**Instructions for the task:**
Every line below that holds the string "label" must be copied.

Stored data
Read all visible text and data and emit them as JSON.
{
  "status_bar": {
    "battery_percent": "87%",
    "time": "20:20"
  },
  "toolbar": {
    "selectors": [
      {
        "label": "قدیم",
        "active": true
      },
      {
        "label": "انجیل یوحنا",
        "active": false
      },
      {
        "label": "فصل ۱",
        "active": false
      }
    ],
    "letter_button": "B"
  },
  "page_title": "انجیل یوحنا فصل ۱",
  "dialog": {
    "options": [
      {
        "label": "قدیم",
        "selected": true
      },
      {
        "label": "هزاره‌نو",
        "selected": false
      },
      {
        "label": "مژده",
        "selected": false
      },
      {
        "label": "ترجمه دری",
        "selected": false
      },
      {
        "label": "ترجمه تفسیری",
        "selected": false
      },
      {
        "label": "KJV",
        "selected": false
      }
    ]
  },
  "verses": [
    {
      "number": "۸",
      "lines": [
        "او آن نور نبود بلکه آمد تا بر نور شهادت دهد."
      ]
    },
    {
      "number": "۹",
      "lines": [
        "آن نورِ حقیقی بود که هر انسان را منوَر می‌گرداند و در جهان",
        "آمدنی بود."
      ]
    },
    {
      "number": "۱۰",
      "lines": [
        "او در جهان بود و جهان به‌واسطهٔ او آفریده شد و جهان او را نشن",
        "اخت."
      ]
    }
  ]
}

**Written answer:**
        "label": "قدیم",
        "label": "انجیل یوحنا",
        "label": "فصل ۱",
        "label": "قدیم",
        "label": "هزاره‌نو",
        "label": "مژده",
        "label": "ترجمه دری",
        "label": "ترجمه تفسیری",
        "label": "KJV",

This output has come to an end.